**What you have to do**
When you write out the listing below, keep each word exactly as it stands and drop the pictures.

**Supplied records**

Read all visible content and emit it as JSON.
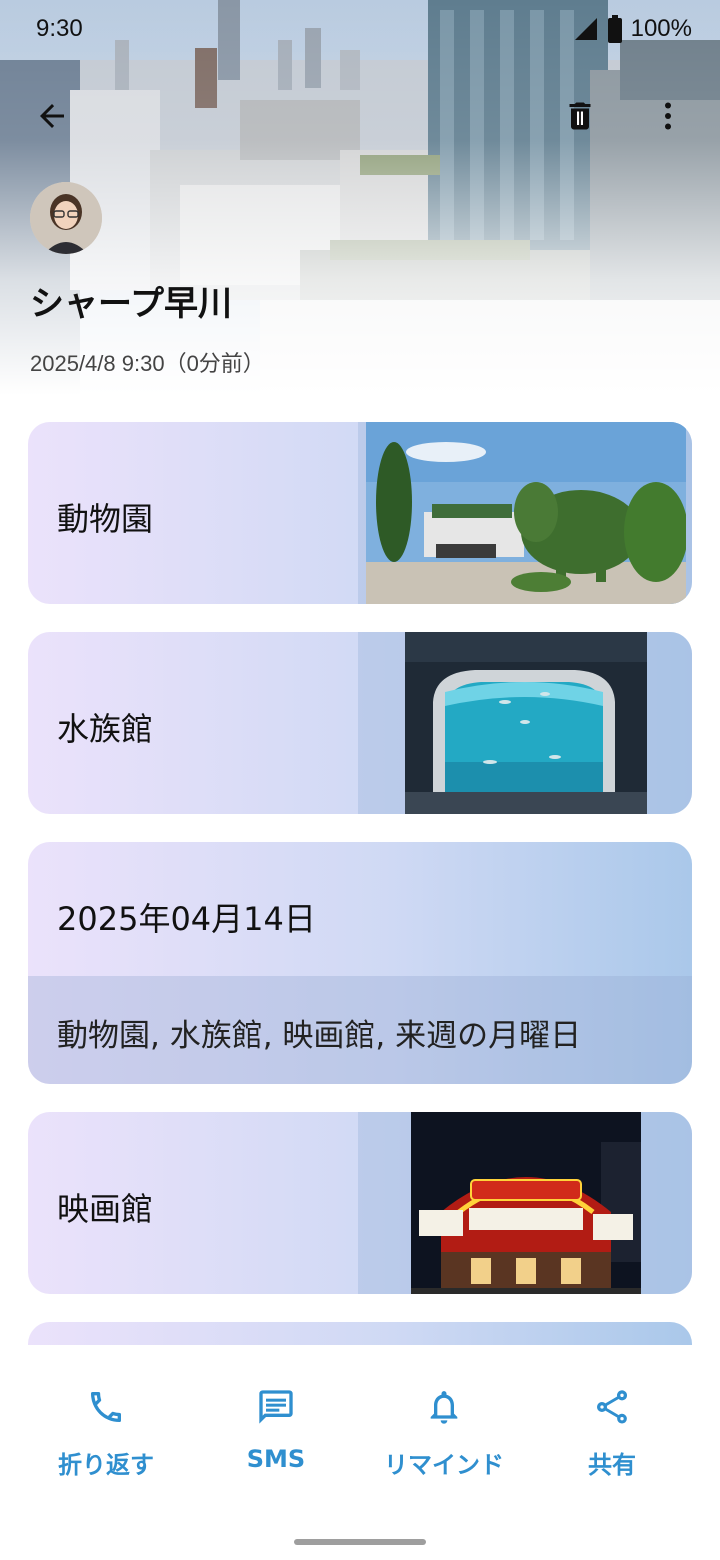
{
  "status_bar": {
    "time": "9:30",
    "battery": "100%"
  },
  "header": {
    "contact_name": "シャープ早川",
    "timestamp": "2025/4/8 9:30（0分前）"
  },
  "icons": {
    "back": "arrow-back-icon",
    "delete": "trash-icon",
    "more": "more-vertical-icon"
  },
  "cards": [
    {
      "label": "動物園",
      "image": "zoo-entrance-photo"
    },
    {
      "label": "水族館",
      "image": "aquarium-tank-photo"
    },
    {
      "label": "映画館",
      "image": "movie-theater-photo"
    }
  ],
  "date_card": {
    "title": "2025年04月14日",
    "items": "動物園, 水族館, 映画館, 来週の月曜日"
  },
  "actions": [
    {
      "label": "折り返す",
      "icon": "phone-icon"
    },
    {
      "label": "SMS",
      "icon": "sms-icon"
    },
    {
      "label": "リマインド",
      "icon": "bell-icon"
    },
    {
      "label": "共有",
      "icon": "share-icon"
    }
  ],
  "colors": {
    "accent": "#2f8fcf",
    "card_start": "#ebe2fb",
    "card_end": "#aac8ea"
  }
}
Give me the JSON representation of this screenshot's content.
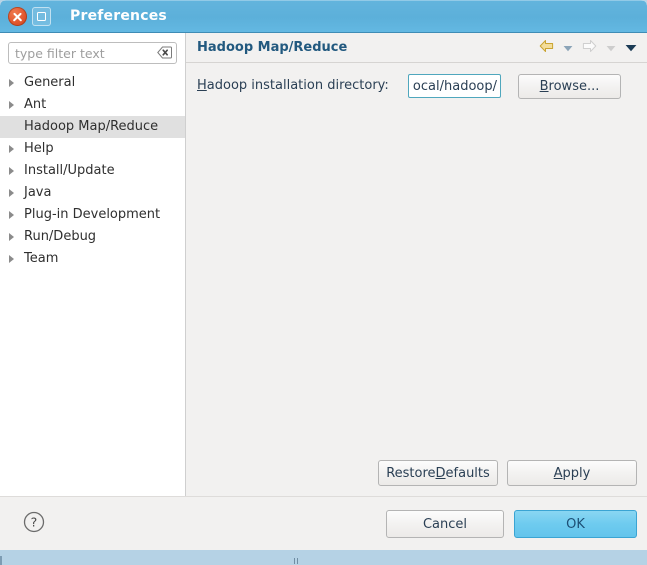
{
  "window": {
    "title": "Preferences",
    "close_icon": "close-icon",
    "maximize_icon": "maximize-icon"
  },
  "sidebar": {
    "filter": {
      "placeholder": "type filter text",
      "value": "",
      "clear_icon": "clear-icon"
    },
    "items": [
      {
        "label": "General",
        "expandable": true,
        "selected": false
      },
      {
        "label": "Ant",
        "expandable": true,
        "selected": false
      },
      {
        "label": "Hadoop Map/Reduce",
        "expandable": false,
        "selected": true
      },
      {
        "label": "Help",
        "expandable": true,
        "selected": false
      },
      {
        "label": "Install/Update",
        "expandable": true,
        "selected": false
      },
      {
        "label": "Java",
        "expandable": true,
        "selected": false
      },
      {
        "label": "Plug-in Development",
        "expandable": true,
        "selected": false
      },
      {
        "label": "Run/Debug",
        "expandable": true,
        "selected": false
      },
      {
        "label": "Team",
        "expandable": true,
        "selected": false
      }
    ]
  },
  "content": {
    "page_title": "Hadoop Map/Reduce",
    "nav": {
      "back_icon": "back-arrow-icon",
      "back_dropdown_icon": "chevron-down-icon",
      "forward_icon": "forward-arrow-icon",
      "forward_dropdown_icon": "chevron-down-icon",
      "menu_icon": "chevron-down-icon"
    },
    "field": {
      "label_prefix": "",
      "label_mnemonic": "H",
      "label_suffix": "adoop installation directory:",
      "value": "/local/hadoop",
      "placeholder": ""
    },
    "browse_button": {
      "mnemonic": "B",
      "suffix": "rowse..."
    },
    "restore_defaults_button": {
      "prefix": "Restore ",
      "mnemonic": "D",
      "suffix": "efaults"
    },
    "apply_button": {
      "mnemonic": "A",
      "suffix": "pply"
    }
  },
  "action_bar": {
    "help_icon": "help-icon",
    "cancel_label": "Cancel",
    "ok_label": "OK"
  },
  "colors": {
    "titlebar": "#5cb0da",
    "accent": "#22597f",
    "ok_button": "#6ecbef",
    "selection": "#e0e0e0",
    "focus_border": "#4fa7bd",
    "back_arrow": "#e8c55a"
  }
}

**Solution to this exercise**
Read all visible content and emit it as JSON.
{
  "status_bar": {
    "time": "9:30",
    "battery": "100%"
  },
  "header": {
    "contact_name": "シャープ早川",
    "timestamp": "2025/4/8 9:30（0分前）"
  },
  "icons": {
    "back": "arrow-back-icon",
    "delete": "trash-icon",
    "more": "more-vertical-icon"
  },
  "cards": [
    {
      "label": "動物園",
      "image": "zoo-entrance-photo"
    },
    {
      "label": "水族館",
      "image": "aquarium-tank-photo"
    },
    {
      "label": "映画館",
      "image": "movie-theater-photo"
    }
  ],
  "date_card": {
    "title": "2025年04月14日",
    "items": "動物園, 水族館, 映画館, 来週の月曜日"
  },
  "actions": [
    {
      "label": "折り返す",
      "icon": "phone-icon"
    },
    {
      "label": "SMS",
      "icon": "sms-icon"
    },
    {
      "label": "リマインド",
      "icon": "bell-icon"
    },
    {
      "label": "共有",
      "icon": "share-icon"
    }
  ],
  "colors": {
    "accent": "#2f8fcf",
    "card_start": "#ebe2fb",
    "card_end": "#aac8ea"
  }
}
Give me the JSON representation of this screenshot's content.
{
  "window": {
    "title": "Preferences",
    "close_icon": "close-icon",
    "maximize_icon": "maximize-icon"
  },
  "sidebar": {
    "filter": {
      "placeholder": "type filter text",
      "value": "",
      "clear_icon": "clear-icon"
    },
    "items": [
      {
        "label": "General",
        "expandable": true,
        "selected": false
      },
      {
        "label": "Ant",
        "expandable": true,
        "selected": false
      },
      {
        "label": "Hadoop Map/Reduce",
        "expandable": false,
        "selected": true
      },
      {
        "label": "Help",
        "expandable": true,
        "selected": false
      },
      {
        "label": "Install/Update",
        "expandable": true,
        "selected": false
      },
      {
        "label": "Java",
        "expandable": true,
        "selected": false
      },
      {
        "label": "Plug-in Development",
        "expandable": true,
        "selected": false
      },
      {
        "label": "Run/Debug",
        "expandable": true,
        "selected": false
      },
      {
        "label": "Team",
        "expandable": true,
        "selected": false
      }
    ]
  },
  "content": {
    "page_title": "Hadoop Map/Reduce",
    "nav": {
      "back_icon": "back-arrow-icon",
      "back_dropdown_icon": "chevron-down-icon",
      "forward_icon": "forward-arrow-icon",
      "forward_dropdown_icon": "chevron-down-icon",
      "menu_icon": "chevron-down-icon"
    },
    "field": {
      "label_prefix": "",
      "label_mnemonic": "H",
      "label_suffix": "adoop installation directory:",
      "value": "/local/hadoop",
      "placeholder": ""
    },
    "browse_button": {
      "mnemonic": "B",
      "suffix": "rowse..."
    },
    "restore_defaults_button": {
      "prefix": "Restore ",
      "mnemonic": "D",
      "suffix": "efaults"
    },
    "apply_button": {
      "mnemonic": "A",
      "suffix": "pply"
    }
  },
  "action_bar": {
    "help_icon": "help-icon",
    "cancel_label": "Cancel",
    "ok_label": "OK"
  },
  "colors": {
    "titlebar": "#5cb0da",
    "accent": "#22597f",
    "ok_button": "#6ecbef",
    "selection": "#e0e0e0",
    "focus_border": "#4fa7bd",
    "back_arrow": "#e8c55a"
  }
}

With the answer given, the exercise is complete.